#### Task details:
If a line in the records contains the string "icon", show that line.

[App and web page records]
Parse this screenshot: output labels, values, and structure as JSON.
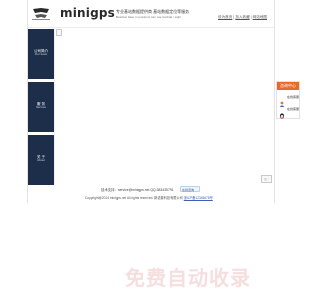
{
  "header": {
    "logo_text": "minigps",
    "tagline_main": "专业基站数据提供商 基站数据定位等服务",
    "tagline_sub": "Beststar base in positions can use lambda / sight",
    "top_links": [
      "设为首页",
      "加入收藏",
      "网站地图"
    ]
  },
  "sidebar": {
    "items": [
      {
        "title": "公司简介",
        "subtitle": "Our team"
      },
      {
        "title": "服  务",
        "subtitle": "Service"
      },
      {
        "title": "关  于",
        "subtitle": "About"
      }
    ]
  },
  "content": {
    "float_tool": "◫ ◦"
  },
  "footer": {
    "contact": "技术支持：service@minigps.net  QQ:383435791",
    "qq_chip": "在线咨询",
    "copyright": "Copyright@2014 minigps.net All rights reserved.  斯诺普科技有限公司",
    "icp_link": "浙ICP备12345678号"
  },
  "service_panel": {
    "title": "咨询中心",
    "items": [
      {
        "label": "在线客服",
        "icon": "person-icon"
      },
      {
        "label": "在线客服",
        "icon": "qq-icon"
      }
    ]
  },
  "watermark": {
    "text": "免费自动收录"
  },
  "colors": {
    "sidebar_bg": "#1d2e4a",
    "service_head": "#e86a26",
    "link": "#3b62b0",
    "watermark": "#f6dede"
  }
}
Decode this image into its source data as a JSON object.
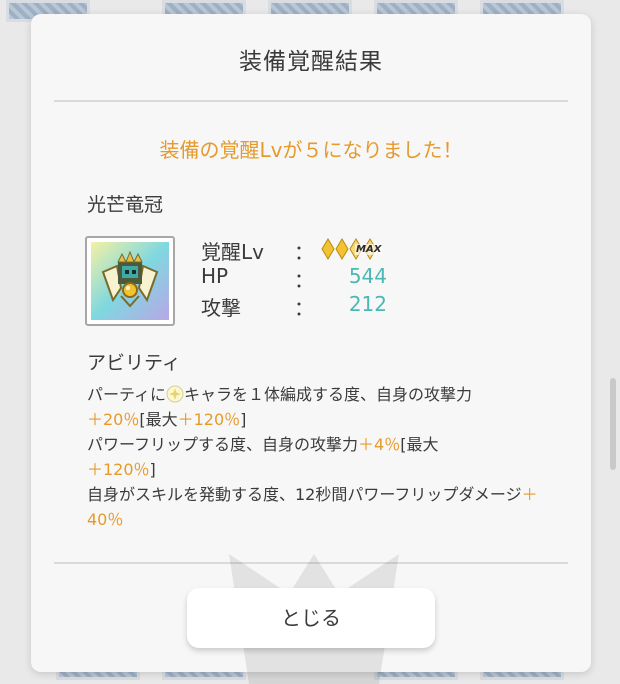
{
  "dialog": {
    "title": "装備覚醒結果",
    "message": "装備の覚醒Lvが５になりました！"
  },
  "item": {
    "name": "光芒竜冠",
    "icon": "dragon-crown-item-icon"
  },
  "stats": {
    "awakening_label": "覚醒Lv",
    "awakening_colon": "：",
    "awakening_badge": "MAX",
    "awakening_gems_filled": 2,
    "awakening_gems_total": 4,
    "hp_label": "HP",
    "hp_colon": "：",
    "hp_value": "544",
    "attack_label": "攻撃",
    "attack_colon": "：",
    "attack_value": "212"
  },
  "ability": {
    "title": "アビリティ",
    "line1_a": "パーティに",
    "line1_b": "キャラを１体編成する度、自身の攻撃力",
    "line1_val": "＋20％",
    "line1_c": "[最大",
    "line1_max": "＋120％",
    "line1_d": "]",
    "line2_a": "パワーフリップする度、自身の攻撃力",
    "line2_val": "＋4％",
    "line2_c": "[最大",
    "line2_max": "＋120％",
    "line2_d": "]",
    "line3_a": "自身がスキルを発動する度、12秒間パワーフリップダメージ",
    "line3_val": "＋40％"
  },
  "buttons": {
    "close_label": "とじる"
  },
  "colors": {
    "accent_orange": "#e69a2b",
    "value_teal": "#4bb8b4",
    "gem_gold": "#f2c230"
  }
}
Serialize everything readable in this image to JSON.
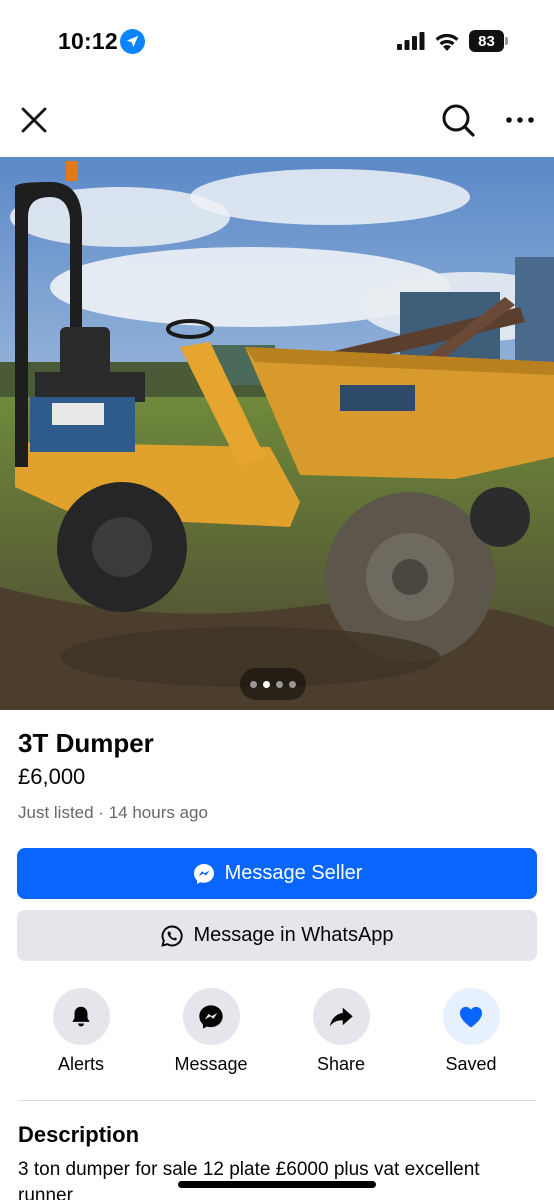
{
  "status_bar": {
    "time": "10:12",
    "battery": "83"
  },
  "nav": {
    "close_icon": "close-icon",
    "search_icon": "search-icon",
    "more_icon": "more-icon"
  },
  "listing": {
    "title": "3T Dumper",
    "price": "£6,000",
    "listed": "Just listed · 14 hours ago",
    "photo_count": 4,
    "active_photo": 1
  },
  "buttons": {
    "message_seller": "Message Seller",
    "whatsapp": "Message in WhatsApp"
  },
  "actions": [
    {
      "label": "Alerts",
      "icon": "bell-icon"
    },
    {
      "label": "Message",
      "icon": "messenger-icon"
    },
    {
      "label": "Share",
      "icon": "share-icon"
    },
    {
      "label": "Saved",
      "icon": "heart-icon"
    }
  ],
  "description": {
    "heading": "Description",
    "text": "3 ton dumper for sale 12 plate £6000 plus vat excellent runner"
  },
  "colors": {
    "primary": "#0866ff",
    "secondary_bg": "#e4e6eb",
    "muted_text": "#65676b"
  }
}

#### Solution to this exercise:
        "icon": "person-icon"
        "icon": "qq-icon"
    "icon": "dragon-crown-item-icon"
    "close_icon": "close-icon",
    "search_icon": "search-icon",
    "more_icon": "more-icon"
      "icon": "bell-icon"
      "icon": "messenger-icon"
      "icon": "share-icon"
      "icon": "heart-icon"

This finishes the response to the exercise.